The industrial revolution completely ignored the needs of the Earth dumping waste in rivers, lakes, oceans and the air. When the Cuyahoga River caught fire people began to take notice.  We have had years of regulations, some followed and some not, some kept, some lost. There have been great improvements, however we still suffer.

For me, global warming is very real.  I acknowledge the fact, it is hard for many to understand. There are also many who do understand and are afraid to acknowledge it.  I get it, it is scary. So what can we do….I feel like a mouse swimming in the ocean.

  1. Reduce  Reuse  Recycle
  2. Do not change the landscape to suit human purposes….New Orleans paid dearly for that.
  3. Reduce your waste. Our recycling bin is filled weekly. Our trash bin is rarely half full monthly.
  4. Purchase items with recycling in mind….I buy glass rather than plastic.
  5. Plant native plants and flowers.
  6. Allow animals native to your area to share your space. Yes, coyotes, wolves, cougars, etc. Learn how to live with them….our mistake is thinking it is all about us.
  7. Teach the children about the balance of nature.
  8. Continue to educate yourself concerning the Earth’s needs.
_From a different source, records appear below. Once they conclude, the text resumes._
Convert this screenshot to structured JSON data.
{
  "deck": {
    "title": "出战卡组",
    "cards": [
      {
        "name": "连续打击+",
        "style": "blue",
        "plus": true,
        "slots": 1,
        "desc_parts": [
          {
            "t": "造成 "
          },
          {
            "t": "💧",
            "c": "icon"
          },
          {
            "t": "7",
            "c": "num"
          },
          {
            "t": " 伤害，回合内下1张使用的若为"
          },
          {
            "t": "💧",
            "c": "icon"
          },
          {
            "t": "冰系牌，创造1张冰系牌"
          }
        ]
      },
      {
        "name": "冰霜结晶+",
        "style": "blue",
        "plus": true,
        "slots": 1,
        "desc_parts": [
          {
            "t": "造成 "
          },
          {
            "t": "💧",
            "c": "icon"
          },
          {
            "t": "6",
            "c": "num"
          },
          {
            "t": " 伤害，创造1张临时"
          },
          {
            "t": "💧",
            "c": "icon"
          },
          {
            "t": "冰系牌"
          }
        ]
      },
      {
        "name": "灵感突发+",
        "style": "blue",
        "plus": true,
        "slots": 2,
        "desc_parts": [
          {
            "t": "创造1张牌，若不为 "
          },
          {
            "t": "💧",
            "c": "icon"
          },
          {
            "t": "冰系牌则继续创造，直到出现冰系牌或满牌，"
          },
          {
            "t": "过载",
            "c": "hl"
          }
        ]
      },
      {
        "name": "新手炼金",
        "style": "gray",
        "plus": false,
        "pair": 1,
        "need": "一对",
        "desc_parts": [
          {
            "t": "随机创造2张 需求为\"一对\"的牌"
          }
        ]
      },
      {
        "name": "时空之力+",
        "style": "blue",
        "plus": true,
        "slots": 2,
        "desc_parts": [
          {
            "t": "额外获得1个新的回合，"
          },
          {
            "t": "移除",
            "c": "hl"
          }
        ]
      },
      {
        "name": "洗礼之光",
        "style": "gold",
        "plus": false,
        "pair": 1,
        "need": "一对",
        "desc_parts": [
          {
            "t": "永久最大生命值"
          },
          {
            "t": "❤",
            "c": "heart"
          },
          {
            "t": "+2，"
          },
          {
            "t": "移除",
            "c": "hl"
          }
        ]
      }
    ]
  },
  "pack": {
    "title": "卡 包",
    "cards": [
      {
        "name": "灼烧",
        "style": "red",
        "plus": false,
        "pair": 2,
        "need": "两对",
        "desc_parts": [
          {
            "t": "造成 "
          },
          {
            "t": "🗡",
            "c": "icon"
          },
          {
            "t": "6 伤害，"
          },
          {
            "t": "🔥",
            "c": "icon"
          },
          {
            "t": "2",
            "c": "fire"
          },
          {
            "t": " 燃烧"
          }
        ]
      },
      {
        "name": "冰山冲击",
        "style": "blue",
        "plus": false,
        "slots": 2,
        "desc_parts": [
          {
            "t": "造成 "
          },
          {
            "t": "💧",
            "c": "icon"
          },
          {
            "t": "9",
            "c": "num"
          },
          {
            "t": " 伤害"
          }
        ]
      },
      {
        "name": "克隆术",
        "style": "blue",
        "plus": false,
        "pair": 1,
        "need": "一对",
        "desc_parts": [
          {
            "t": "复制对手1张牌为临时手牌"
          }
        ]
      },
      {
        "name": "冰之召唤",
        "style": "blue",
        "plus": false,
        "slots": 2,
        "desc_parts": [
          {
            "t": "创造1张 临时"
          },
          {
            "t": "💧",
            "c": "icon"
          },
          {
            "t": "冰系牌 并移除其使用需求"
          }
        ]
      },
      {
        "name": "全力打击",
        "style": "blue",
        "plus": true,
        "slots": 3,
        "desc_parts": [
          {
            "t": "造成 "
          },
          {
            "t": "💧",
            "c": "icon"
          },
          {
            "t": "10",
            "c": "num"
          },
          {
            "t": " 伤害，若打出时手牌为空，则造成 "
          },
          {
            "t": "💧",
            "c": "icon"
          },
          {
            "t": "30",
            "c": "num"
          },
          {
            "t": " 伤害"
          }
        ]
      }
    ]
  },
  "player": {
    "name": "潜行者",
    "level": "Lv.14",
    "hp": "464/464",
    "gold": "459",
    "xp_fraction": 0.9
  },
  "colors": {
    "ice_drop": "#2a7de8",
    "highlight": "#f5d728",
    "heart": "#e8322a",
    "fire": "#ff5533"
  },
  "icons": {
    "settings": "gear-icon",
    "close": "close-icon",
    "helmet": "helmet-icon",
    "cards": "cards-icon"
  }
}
They Set Up A Camera In The Forest And Captured The Most Incredible Scene Ever

Experiencing nature is a gift:

Photo by Carrie and Kylie
Woman’s best friend
Photo by Karen Rieser

 

 

 

 

Their are also times we must experience nature’s wrath to protect life. It is amazing how many people will answer this call!

Rejoice in nature.
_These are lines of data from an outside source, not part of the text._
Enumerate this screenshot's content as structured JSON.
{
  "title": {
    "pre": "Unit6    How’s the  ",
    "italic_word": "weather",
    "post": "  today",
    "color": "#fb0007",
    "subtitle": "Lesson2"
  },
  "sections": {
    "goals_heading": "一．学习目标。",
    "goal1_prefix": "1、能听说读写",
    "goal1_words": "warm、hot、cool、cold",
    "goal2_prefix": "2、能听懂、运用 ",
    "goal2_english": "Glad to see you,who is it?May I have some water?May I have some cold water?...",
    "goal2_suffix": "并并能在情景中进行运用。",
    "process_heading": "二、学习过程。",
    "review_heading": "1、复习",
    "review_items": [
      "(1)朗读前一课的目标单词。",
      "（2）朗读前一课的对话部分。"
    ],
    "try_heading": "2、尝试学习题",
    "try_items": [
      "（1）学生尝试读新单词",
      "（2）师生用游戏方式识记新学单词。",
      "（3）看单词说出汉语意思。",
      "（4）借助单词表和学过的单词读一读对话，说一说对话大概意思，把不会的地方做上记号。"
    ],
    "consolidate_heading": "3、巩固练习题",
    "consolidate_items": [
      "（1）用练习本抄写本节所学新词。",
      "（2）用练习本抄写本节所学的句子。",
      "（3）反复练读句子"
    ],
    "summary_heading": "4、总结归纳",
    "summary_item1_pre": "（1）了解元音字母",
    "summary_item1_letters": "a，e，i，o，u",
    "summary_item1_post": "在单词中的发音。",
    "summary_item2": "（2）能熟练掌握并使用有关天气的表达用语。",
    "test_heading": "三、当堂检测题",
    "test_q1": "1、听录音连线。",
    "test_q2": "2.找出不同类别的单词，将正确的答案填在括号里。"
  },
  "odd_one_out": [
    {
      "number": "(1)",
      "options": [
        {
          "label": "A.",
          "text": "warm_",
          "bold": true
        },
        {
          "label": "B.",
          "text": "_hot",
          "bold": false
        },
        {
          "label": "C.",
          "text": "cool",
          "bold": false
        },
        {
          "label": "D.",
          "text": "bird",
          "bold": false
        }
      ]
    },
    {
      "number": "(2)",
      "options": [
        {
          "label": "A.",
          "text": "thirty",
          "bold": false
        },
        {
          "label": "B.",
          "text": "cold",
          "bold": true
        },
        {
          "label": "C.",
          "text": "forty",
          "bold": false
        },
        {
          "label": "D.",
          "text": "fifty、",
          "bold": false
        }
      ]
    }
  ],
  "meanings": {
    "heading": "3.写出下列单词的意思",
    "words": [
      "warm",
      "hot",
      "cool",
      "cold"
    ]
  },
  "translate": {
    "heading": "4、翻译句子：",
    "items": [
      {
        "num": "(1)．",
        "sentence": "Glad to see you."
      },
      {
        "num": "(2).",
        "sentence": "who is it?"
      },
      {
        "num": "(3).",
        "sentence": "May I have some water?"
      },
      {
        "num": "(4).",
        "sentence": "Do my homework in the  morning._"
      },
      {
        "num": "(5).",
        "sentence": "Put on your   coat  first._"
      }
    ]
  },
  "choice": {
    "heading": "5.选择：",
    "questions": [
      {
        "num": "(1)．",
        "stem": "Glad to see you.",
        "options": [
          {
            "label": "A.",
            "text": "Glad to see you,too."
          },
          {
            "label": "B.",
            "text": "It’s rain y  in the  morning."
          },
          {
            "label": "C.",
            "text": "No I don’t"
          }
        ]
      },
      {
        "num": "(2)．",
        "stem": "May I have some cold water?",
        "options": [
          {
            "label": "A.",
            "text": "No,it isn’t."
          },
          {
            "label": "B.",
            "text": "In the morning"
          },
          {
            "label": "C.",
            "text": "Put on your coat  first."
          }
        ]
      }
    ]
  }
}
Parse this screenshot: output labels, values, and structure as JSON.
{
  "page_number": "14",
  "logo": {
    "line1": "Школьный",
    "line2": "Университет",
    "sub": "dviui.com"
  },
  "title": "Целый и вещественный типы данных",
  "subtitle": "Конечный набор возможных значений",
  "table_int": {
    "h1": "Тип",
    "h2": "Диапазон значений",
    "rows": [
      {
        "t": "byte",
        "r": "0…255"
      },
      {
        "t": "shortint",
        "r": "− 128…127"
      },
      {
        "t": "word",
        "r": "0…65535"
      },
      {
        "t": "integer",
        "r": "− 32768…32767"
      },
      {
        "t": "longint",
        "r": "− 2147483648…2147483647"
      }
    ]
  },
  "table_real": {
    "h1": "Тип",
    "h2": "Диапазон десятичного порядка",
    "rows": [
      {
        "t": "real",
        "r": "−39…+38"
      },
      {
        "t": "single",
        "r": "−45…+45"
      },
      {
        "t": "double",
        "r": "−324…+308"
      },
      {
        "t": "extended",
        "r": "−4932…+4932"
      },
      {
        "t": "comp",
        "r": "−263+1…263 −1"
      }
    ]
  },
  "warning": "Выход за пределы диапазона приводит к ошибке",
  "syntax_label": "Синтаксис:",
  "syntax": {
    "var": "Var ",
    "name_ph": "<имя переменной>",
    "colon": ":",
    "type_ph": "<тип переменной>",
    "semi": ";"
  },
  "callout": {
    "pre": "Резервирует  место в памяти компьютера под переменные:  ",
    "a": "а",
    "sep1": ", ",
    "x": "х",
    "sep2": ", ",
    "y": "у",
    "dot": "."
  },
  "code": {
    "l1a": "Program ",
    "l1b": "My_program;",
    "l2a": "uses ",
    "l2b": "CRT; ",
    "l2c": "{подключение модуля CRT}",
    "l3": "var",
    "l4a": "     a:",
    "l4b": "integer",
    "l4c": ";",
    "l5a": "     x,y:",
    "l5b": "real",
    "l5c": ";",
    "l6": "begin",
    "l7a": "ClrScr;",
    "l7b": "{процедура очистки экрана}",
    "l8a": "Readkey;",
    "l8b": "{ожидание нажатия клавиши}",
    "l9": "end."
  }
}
Rejoicing in nature is simple.  Nature is found outside your window, in the cracks of your patio,  in your yard,  on beaches, in boats, in city, state and federal parks, etc. etc. One can sit, hike, swim, sail…

For me…I love opening the window in the bedroom all year long to smell the night air. My husband….not so much. I like to sit on the porch when it is raining. I like to walk in the rain. I love the snow by a fire. It is endless. There is so much to enjoy by just thinking to use your senses.

There are more formal ways to rejoice in nature.  The Association of Nature and Forest Therapy takes you into the forest and teaches you how to look at it using all of your senses. You are immersing and cleansing yourself with nature. This is not a hike or a swim rather it is an experience. It is referred to as ‘forest bathing’ and is proven to be beneficial to both mind and body.

I close with a smile on my face and a purpose. Reach out to nature…whatever that means to you….and find peace of mind.

Once again I find a place for Chief Seattle’s quote:

  1. Will you teach your children what we have taught our children? That the earth is our mother? What befalls the earth befalls all the sons of the earth. This we know: the earth does not belong to man, man belongs to the earth. All things are connected like the blood that unites us all. Man did not weave the web of life, he is merely a strand in it. Whatever he does to the web, he does to himself. One thing we know: our god is also your god. The earth is precious to him and to harm the earth is to heap contempt on its creator.

 

 

 

mail